South Nassau Water Authority holds first public meeting


The atmosphere was tense in the meeting room of the Lynbrook Public Library on July 11 as dozens of South Shore residents gathered for a public meeting of the South Nassau Water Authority — the first since its creation in November 2021.

“I don’t anticipate a very congenial meeting tonight,” Seth Koslow, who is running for county legislator, said. “I think people are going to be upset and loud.”

Koslow was right. The meeting began with John Reinhardt, the authority’s temporary president, offering an overview of the timeline for its acquisition of Liberty Water, which provides water to most of Nassau County and is proposing a rate hike of up to 42 percent in some areas.

In March 2022, Town of Hempstead Supervisor Don Clavin promised the authority $500,000 in funding so it could move forward with acquiring Liberty’s assets. That May, the authority completed the first step in a four-step process for the takeover outlined by the state Public Service Commission, sending an introductory letter to Liberty Water to make it aware of the authority’s intent to acquire those assets. Over the following weeks, Liberty provided enough information to the authority to begin the valuation process.

Last week’s meeting continued with Bill DeWitt, an attorney representing the water authority, passing several resolutions, including the appointment of Robert York as the authority’s chairman and Michelle Bocci as its treasurer. Nearly in unison, many attendees asked with frustration why York was not at the meeting. When Reinhardt explained that York was on vacation, there were expressions of outrage, and the next several minutes were full of heated cross-talk, which set the tone for the rest of the evening.

The board continued the meeting by announcing the hiring of consultants, including Walden Environmental Engineering, and then adjourned to meet in executive session. This was met with another uproar.

“Why are we here?” one attendee asked.

“They don’t respect our time,” another said.

One man began making chicken noises as board members made their way out the back of the room. When they board was gone, David Denenberg, co-director of Long Island Clean Air Water & Soil and a former county legislator, joined by Michael Reid, of the Merrick Fire Department, stood and addressed the gathering.

“We don’t have water service, yet we pay taxes for a service we don’t get,” Denenberg said to the crowd, referring to those in Liberty’s service area who pay utility and other taxes to the county and town, but do not receive public water. Reinhardt said later that Denenberg’s statement was inaccurate, as those in Liberty’s service area do not have a water line on their tax bill, while those in public water districts do.

Denenberg introduced Assemblywoman Michaelle Solages, who sponsored a bill to provide the water authority with $1 million in funding for the acquisition. She was met with a round of applause.

“The intention was to make sure the burden of financing is not on the citizen,” Solages said. “We’ve had many feasibility studies, even done by the state of New York, and we know this is possible. Let’s move forward and get it done.”

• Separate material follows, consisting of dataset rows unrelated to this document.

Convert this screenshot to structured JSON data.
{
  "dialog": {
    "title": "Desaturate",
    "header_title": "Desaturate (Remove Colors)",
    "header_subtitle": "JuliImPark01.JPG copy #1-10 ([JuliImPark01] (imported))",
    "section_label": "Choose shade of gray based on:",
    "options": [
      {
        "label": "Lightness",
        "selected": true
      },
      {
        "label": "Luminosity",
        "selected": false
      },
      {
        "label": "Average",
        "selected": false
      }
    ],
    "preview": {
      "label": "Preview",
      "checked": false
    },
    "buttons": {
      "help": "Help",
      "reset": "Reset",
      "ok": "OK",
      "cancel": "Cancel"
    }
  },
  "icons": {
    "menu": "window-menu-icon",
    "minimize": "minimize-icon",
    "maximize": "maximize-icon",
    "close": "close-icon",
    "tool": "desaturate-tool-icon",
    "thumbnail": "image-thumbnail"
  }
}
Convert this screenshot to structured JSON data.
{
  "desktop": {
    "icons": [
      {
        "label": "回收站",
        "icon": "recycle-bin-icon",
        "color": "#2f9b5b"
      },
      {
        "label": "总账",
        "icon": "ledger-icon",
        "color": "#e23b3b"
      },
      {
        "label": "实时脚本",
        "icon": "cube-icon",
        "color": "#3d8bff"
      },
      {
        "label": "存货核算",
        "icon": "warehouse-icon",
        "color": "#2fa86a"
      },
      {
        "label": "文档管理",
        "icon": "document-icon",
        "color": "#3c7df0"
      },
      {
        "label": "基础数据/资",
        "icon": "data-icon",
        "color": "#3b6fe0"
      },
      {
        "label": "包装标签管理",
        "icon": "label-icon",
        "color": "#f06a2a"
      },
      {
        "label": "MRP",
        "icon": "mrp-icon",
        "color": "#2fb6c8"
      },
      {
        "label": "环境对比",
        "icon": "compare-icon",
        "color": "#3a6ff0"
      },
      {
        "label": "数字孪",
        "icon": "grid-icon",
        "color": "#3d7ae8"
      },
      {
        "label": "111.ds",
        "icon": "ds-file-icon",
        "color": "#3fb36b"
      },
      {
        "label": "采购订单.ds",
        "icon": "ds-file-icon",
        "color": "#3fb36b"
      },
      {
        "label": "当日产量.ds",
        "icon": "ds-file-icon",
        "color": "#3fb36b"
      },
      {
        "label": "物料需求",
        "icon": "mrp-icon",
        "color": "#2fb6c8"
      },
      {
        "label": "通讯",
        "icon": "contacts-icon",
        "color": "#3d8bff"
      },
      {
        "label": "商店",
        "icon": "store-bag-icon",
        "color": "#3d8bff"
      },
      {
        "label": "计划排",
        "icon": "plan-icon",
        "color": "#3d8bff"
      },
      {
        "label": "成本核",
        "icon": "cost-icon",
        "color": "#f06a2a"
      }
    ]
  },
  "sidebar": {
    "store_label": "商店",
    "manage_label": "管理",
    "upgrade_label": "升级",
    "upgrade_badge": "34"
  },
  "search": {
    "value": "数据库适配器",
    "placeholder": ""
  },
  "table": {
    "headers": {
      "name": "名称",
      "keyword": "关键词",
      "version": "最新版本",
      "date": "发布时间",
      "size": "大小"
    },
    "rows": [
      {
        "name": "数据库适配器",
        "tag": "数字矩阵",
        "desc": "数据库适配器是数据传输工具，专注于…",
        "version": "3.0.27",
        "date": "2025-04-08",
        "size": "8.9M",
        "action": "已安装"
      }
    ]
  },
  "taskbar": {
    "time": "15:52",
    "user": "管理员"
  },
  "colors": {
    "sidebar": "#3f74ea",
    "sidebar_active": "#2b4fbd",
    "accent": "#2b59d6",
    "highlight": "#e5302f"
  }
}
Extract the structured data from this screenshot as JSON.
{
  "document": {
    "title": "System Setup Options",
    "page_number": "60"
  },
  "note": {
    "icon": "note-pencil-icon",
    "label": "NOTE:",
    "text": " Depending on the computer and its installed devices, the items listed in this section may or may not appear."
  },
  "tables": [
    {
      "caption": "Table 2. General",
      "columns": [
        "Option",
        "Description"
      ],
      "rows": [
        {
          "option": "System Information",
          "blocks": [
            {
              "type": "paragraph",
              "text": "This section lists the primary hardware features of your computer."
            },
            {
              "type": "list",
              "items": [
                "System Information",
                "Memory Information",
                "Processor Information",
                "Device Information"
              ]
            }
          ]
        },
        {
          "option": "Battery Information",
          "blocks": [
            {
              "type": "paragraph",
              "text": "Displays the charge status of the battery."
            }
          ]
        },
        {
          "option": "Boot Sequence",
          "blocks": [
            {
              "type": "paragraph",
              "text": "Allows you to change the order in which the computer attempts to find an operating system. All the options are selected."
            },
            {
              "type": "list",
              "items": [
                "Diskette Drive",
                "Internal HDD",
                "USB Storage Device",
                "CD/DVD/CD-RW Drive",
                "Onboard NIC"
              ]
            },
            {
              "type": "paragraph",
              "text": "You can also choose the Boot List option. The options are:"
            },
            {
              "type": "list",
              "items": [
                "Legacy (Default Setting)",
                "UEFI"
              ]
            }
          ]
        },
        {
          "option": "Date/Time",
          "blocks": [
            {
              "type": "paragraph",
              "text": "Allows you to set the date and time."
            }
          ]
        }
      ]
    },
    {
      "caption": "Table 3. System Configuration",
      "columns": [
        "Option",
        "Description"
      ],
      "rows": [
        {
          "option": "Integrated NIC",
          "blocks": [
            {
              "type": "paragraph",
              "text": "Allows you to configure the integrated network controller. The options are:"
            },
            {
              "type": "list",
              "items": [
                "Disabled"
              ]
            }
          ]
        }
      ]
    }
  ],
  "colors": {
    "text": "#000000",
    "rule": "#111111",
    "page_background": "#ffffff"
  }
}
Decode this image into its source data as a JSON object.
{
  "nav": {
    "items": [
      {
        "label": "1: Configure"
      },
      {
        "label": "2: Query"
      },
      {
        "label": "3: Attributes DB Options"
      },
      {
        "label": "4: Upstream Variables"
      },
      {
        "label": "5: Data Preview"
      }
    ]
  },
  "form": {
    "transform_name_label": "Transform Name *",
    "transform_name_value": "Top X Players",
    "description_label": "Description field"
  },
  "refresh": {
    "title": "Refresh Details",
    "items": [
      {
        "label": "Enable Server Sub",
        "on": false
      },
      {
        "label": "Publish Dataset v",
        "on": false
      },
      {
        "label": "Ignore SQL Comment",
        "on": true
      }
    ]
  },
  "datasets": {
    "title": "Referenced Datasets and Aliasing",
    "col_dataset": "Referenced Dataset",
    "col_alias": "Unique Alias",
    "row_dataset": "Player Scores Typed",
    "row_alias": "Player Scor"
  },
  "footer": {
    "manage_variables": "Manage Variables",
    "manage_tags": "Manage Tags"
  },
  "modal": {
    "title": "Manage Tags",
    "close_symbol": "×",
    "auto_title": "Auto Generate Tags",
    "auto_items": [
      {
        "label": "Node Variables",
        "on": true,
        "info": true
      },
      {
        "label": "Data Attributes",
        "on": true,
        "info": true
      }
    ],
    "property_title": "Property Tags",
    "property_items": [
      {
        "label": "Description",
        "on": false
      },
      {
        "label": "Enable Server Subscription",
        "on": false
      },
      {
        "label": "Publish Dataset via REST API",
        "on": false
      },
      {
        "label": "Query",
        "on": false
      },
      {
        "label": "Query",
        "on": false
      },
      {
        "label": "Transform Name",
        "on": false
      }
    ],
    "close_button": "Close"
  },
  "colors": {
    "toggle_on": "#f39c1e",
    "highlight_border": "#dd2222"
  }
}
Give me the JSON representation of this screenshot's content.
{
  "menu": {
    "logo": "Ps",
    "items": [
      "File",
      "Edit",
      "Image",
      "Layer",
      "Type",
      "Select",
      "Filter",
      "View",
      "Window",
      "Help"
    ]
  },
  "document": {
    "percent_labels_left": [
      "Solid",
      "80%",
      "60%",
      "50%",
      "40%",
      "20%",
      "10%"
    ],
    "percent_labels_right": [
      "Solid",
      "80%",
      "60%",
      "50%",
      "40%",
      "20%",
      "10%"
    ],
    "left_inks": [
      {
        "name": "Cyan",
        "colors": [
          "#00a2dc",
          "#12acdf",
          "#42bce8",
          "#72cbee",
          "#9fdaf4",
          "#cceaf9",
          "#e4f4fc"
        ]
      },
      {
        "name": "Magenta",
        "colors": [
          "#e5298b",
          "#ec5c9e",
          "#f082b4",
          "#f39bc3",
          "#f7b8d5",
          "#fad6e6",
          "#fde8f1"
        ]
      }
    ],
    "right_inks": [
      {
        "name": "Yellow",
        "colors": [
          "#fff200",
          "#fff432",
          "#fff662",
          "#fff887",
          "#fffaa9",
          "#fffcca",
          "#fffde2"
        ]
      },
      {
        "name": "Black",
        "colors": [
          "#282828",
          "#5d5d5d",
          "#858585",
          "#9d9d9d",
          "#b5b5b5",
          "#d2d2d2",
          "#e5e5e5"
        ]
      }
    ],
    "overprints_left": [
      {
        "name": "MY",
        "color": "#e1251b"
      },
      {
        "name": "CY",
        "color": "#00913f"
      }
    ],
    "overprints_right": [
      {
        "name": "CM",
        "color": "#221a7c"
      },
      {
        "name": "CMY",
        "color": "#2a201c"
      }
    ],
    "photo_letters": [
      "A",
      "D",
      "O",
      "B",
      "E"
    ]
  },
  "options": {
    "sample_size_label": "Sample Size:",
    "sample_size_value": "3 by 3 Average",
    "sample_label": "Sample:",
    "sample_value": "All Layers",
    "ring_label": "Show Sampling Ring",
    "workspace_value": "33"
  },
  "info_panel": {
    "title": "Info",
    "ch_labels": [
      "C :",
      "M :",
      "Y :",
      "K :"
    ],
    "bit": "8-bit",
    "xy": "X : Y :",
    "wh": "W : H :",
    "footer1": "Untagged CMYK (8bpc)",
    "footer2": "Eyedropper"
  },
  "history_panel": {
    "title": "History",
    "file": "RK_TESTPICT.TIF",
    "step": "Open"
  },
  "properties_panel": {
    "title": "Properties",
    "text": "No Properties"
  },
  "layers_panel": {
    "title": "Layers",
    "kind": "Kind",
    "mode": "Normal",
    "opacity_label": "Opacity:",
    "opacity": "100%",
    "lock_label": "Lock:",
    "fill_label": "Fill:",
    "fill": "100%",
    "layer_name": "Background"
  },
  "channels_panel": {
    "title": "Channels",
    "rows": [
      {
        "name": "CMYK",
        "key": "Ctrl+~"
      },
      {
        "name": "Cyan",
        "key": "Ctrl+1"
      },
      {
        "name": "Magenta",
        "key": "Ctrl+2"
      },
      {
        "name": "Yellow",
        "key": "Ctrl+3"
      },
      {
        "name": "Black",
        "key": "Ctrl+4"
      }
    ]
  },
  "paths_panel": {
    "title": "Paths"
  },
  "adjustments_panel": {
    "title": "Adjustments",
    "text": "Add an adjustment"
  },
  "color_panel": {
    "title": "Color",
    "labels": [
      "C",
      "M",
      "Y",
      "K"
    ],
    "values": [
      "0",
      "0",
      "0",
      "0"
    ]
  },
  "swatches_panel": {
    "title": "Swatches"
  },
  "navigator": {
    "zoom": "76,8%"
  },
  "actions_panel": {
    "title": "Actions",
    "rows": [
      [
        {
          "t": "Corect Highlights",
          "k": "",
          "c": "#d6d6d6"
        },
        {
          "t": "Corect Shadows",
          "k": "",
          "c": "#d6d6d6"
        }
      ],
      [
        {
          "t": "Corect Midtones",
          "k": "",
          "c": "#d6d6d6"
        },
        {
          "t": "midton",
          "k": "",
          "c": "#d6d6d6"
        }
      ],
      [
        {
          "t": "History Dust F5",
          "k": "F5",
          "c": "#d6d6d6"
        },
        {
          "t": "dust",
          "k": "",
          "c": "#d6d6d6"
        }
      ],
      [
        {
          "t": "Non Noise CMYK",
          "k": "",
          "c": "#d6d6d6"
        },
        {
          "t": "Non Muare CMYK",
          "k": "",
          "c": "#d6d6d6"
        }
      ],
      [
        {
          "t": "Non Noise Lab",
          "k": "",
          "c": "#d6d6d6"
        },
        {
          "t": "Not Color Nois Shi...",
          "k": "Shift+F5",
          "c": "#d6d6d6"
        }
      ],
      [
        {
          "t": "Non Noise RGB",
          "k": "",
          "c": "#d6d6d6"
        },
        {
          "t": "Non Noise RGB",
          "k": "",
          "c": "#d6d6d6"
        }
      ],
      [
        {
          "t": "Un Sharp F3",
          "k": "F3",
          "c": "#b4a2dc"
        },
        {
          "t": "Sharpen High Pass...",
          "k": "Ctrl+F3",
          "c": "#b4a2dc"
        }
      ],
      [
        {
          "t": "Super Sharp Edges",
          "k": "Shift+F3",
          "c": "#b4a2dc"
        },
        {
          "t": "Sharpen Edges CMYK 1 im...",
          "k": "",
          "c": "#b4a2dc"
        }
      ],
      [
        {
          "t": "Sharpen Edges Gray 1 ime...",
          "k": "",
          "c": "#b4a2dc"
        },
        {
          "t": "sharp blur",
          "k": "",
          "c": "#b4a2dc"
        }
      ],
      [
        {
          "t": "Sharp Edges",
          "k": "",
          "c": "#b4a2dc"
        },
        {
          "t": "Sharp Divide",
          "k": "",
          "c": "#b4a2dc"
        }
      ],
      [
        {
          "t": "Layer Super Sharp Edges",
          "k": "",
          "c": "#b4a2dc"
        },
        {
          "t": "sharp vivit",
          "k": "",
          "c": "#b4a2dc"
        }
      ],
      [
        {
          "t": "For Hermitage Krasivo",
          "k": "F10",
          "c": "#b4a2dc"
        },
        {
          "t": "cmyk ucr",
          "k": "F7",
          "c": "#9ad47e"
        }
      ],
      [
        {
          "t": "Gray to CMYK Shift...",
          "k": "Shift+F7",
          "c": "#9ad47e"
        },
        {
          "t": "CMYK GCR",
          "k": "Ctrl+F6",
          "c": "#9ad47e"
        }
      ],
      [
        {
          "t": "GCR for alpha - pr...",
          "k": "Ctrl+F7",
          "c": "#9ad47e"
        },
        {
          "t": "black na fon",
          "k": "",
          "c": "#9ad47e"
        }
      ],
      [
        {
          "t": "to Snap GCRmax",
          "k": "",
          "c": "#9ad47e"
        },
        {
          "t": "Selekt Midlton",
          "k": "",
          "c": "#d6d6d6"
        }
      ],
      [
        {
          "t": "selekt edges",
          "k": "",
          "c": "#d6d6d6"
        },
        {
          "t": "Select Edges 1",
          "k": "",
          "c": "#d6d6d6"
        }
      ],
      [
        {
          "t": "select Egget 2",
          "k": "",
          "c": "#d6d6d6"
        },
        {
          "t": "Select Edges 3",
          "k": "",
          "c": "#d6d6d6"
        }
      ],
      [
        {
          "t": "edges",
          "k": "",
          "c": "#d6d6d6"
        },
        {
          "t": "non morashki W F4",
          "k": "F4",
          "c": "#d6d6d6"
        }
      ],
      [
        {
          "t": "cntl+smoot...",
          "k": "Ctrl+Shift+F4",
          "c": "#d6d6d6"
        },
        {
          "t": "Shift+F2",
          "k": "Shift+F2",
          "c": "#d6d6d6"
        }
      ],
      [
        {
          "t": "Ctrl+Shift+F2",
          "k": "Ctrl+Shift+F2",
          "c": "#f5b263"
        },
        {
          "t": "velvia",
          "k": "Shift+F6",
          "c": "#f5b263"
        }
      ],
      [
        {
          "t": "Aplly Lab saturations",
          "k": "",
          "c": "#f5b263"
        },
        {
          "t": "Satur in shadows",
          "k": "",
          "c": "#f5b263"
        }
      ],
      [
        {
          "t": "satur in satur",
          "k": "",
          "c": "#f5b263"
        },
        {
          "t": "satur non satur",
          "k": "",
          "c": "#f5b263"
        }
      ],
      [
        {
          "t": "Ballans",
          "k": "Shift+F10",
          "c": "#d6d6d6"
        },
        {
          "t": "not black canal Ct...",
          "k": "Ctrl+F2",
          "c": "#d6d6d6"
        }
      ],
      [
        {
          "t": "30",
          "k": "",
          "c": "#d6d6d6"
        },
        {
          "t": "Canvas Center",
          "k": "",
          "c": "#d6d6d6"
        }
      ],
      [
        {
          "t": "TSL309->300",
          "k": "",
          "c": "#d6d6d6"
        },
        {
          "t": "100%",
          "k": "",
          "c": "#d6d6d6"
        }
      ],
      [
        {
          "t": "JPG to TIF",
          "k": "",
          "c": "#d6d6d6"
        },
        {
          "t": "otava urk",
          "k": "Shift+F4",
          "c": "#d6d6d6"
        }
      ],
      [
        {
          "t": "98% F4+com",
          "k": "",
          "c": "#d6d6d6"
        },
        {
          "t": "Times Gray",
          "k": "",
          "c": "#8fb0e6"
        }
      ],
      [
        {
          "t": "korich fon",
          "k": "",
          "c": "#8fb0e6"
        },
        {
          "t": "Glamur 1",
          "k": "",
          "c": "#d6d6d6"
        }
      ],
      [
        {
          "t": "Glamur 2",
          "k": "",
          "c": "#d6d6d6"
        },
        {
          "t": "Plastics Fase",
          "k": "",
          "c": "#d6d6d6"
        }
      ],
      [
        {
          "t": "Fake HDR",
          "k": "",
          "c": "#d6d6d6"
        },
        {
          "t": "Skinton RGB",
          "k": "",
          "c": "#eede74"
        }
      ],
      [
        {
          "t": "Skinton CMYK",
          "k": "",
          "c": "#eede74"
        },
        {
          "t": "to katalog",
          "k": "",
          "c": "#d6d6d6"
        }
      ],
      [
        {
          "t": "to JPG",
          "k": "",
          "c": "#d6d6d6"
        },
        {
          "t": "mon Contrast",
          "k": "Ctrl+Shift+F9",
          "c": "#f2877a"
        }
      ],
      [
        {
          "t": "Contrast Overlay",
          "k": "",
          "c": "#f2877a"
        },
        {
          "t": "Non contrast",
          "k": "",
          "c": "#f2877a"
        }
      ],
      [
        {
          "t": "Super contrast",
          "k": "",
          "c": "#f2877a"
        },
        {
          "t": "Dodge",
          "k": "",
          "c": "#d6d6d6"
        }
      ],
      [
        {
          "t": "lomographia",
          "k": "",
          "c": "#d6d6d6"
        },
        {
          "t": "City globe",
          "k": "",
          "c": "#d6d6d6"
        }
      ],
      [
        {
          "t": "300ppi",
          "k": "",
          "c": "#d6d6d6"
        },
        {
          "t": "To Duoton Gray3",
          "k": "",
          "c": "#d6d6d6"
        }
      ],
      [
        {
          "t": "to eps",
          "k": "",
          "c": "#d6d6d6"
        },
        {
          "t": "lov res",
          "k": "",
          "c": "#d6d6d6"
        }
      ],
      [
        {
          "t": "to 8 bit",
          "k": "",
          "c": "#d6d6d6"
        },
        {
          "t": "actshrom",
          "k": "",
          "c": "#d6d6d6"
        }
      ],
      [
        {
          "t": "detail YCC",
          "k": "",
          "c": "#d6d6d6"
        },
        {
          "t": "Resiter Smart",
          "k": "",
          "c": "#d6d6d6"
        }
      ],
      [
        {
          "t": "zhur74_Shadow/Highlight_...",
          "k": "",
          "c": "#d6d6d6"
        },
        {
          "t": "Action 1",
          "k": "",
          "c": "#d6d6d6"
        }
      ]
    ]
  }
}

After 20 minutes, the board returned from its executive session, and the meeting was opened to public questions and comments. Denenberg asked why it had taken 17 months for the authority to hold a public meeting while the North Shore’s has had four.

“We are well ahead of the North Shore Water Authority,” Reinhardt said. “They’ve had four meetings so far where they’ve come forward and said, ‘We have nothing.’ Their website says everything is ‘to be determined.’ They’ve taken no action.”

Reinhardt later added that the South Nassau board didn’t want to hold a public meeting without having information available to present because it could create an “angry situation.”

Responding to the questions about the time that had passed since the board’s creation with seemingly no action taken, Reinhardt said, “You don’t buy a house without having it inspected, without knowing the condition of the house. This is a half-a-billion-dollar house that we’re buying.”

“This is this board moving forward potentially with buying a utility company in the names of you and all the other ratepayers in the room,” he added. “We’re doing that after we do due diligence to make sure that there aren’t massive liabilities out there.”

Rabbi Howard Nacht, of Merrick, told the board, “I urge you to move forward expeditiously to accomplish (the acquisition).

“Bring us in line with the other 97 percent of people who are paying for water in this state,” he added, referring to residents who receive public than private water service. Nacht’s comments were applauded by the crowd.

“Right now we’re paying these extreme prices for water, and the ratepayers are suffering,” Solages said, also suggesting that the board request emergency funding from Albany for the takeover. “We have an affordability crisis, and we really need to work expeditiously to ensure that we are saving the ratepayers money.”

Fred Harrison, a volunteer for the environmental group Food and Water Watch, commended the board’s previously unknown efforts in the acquisition process.

“We’ve waited an awful long time, and that’s why the frustrations are boiling out, even though you gave us good news,” Harrison said. “Because there is good news. I wish I knew that this commission had done that process. I had no idea that you had authorized any investigation.”

“I wish you well, but we’re going to be watching,” he added. “And I know we’re all going to be here at future meetings.”

Those meetings will be announced on the South Nassau Water Authority’s website,